=== EXTRACTED INFORMATION ===

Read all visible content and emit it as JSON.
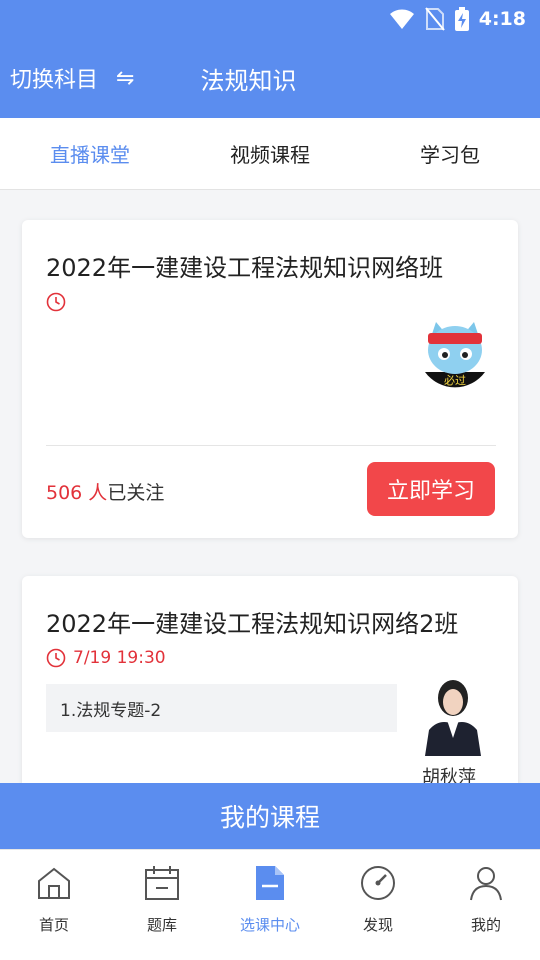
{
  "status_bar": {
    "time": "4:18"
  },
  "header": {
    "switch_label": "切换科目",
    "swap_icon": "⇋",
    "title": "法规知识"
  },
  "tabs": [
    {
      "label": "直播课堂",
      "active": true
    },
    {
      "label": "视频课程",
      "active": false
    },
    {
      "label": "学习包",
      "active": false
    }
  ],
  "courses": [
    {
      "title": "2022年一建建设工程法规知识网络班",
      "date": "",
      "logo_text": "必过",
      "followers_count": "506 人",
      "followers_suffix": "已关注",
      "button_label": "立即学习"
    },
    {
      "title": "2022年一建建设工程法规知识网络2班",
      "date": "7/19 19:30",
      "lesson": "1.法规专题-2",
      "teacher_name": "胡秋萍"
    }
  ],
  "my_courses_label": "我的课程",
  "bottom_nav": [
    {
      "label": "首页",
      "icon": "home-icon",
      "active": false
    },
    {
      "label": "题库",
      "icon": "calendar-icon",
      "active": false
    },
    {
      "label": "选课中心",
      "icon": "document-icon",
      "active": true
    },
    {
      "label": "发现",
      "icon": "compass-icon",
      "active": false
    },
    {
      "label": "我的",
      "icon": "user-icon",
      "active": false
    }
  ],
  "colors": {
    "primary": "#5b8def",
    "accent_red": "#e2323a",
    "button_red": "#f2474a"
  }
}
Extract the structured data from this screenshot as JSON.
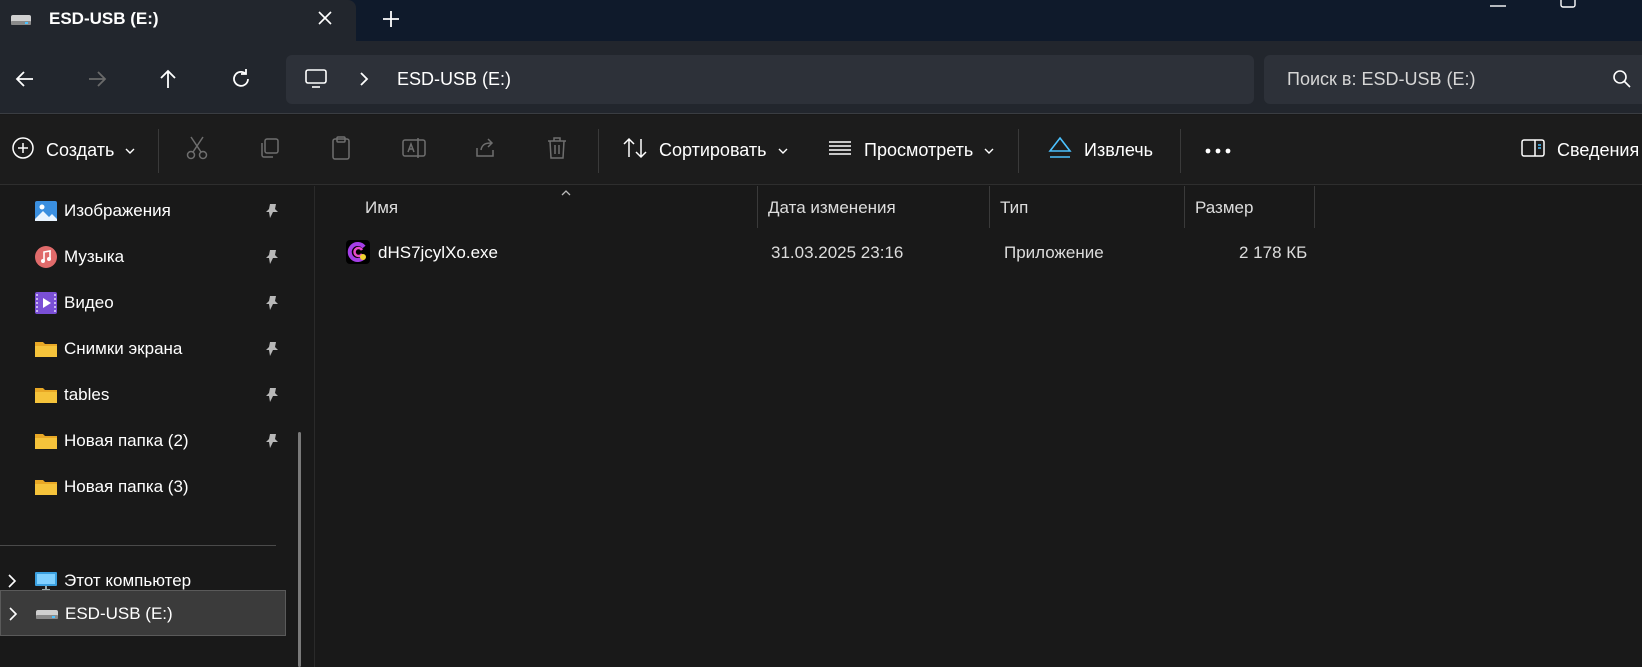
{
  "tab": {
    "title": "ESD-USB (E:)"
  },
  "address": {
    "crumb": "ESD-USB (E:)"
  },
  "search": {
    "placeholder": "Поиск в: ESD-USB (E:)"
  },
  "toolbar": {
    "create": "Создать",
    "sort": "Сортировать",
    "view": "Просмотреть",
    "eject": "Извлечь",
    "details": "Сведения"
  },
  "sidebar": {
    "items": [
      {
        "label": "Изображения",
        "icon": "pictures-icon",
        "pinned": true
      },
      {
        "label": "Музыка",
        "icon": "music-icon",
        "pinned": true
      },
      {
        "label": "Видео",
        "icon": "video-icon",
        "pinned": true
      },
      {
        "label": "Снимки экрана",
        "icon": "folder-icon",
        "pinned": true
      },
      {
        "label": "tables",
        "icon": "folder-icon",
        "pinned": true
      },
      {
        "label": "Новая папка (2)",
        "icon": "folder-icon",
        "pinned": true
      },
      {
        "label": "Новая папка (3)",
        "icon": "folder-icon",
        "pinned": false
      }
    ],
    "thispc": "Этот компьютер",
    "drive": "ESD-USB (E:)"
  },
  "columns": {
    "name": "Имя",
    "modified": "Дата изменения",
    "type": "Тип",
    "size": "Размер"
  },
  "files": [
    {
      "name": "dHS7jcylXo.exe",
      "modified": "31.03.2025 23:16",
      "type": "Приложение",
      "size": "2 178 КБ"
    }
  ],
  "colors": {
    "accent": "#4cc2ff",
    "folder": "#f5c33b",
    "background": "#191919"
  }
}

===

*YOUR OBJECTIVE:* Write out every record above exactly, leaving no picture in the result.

*ANSWER:*
Read all visible content and emit it as JSON.
{
  "status_bar": {
    "time": "4:18"
  },
  "header": {
    "switch_label": "切换科目",
    "swap_icon": "⇋",
    "title": "法规知识"
  },
  "tabs": [
    {
      "label": "直播课堂",
      "active": true
    },
    {
      "label": "视频课程",
      "active": false
    },
    {
      "label": "学习包",
      "active": false
    }
  ],
  "courses": [
    {
      "title": "2022年一建建设工程法规知识网络班",
      "date": "",
      "logo_text": "必过",
      "followers_count": "506 人",
      "followers_suffix": "已关注",
      "button_label": "立即学习"
    },
    {
      "title": "2022年一建建设工程法规知识网络2班",
      "date": "7/19 19:30",
      "lesson": "1.法规专题-2",
      "teacher_name": "胡秋萍"
    }
  ],
  "my_courses_label": "我的课程",
  "bottom_nav": [
    {
      "label": "首页",
      "icon": "home-icon",
      "active": false
    },
    {
      "label": "题库",
      "icon": "calendar-icon",
      "active": false
    },
    {
      "label": "选课中心",
      "icon": "document-icon",
      "active": true
    },
    {
      "label": "发现",
      "icon": "compass-icon",
      "active": false
    },
    {
      "label": "我的",
      "icon": "user-icon",
      "active": false
    }
  ],
  "colors": {
    "primary": "#5b8def",
    "accent_red": "#e2323a",
    "button_red": "#f2474a"
  }
}
Extract the structured data from this screenshot as JSON.
{
  "tab": {
    "title": "ESD-USB (E:)"
  },
  "address": {
    "crumb": "ESD-USB (E:)"
  },
  "search": {
    "placeholder": "Поиск в: ESD-USB (E:)"
  },
  "toolbar": {
    "create": "Создать",
    "sort": "Сортировать",
    "view": "Просмотреть",
    "eject": "Извлечь",
    "details": "Сведения"
  },
  "sidebar": {
    "items": [
      {
        "label": "Изображения",
        "icon": "pictures-icon",
        "pinned": true
      },
      {
        "label": "Музыка",
        "icon": "music-icon",
        "pinned": true
      },
      {
        "label": "Видео",
        "icon": "video-icon",
        "pinned": true
      },
      {
        "label": "Снимки экрана",
        "icon": "folder-icon",
        "pinned": true
      },
      {
        "label": "tables",
        "icon": "folder-icon",
        "pinned": true
      },
      {
        "label": "Новая папка (2)",
        "icon": "folder-icon",
        "pinned": true
      },
      {
        "label": "Новая папка (3)",
        "icon": "folder-icon",
        "pinned": false
      }
    ],
    "thispc": "Этот компьютер",
    "drive": "ESD-USB (E:)"
  },
  "columns": {
    "name": "Имя",
    "modified": "Дата изменения",
    "type": "Тип",
    "size": "Размер"
  },
  "files": [
    {
      "name": "dHS7jcylXo.exe",
      "modified": "31.03.2025 23:16",
      "type": "Приложение",
      "size": "2 178 КБ"
    }
  ],
  "colors": {
    "accent": "#4cc2ff",
    "folder": "#f5c33b",
    "background": "#191919"
  }
}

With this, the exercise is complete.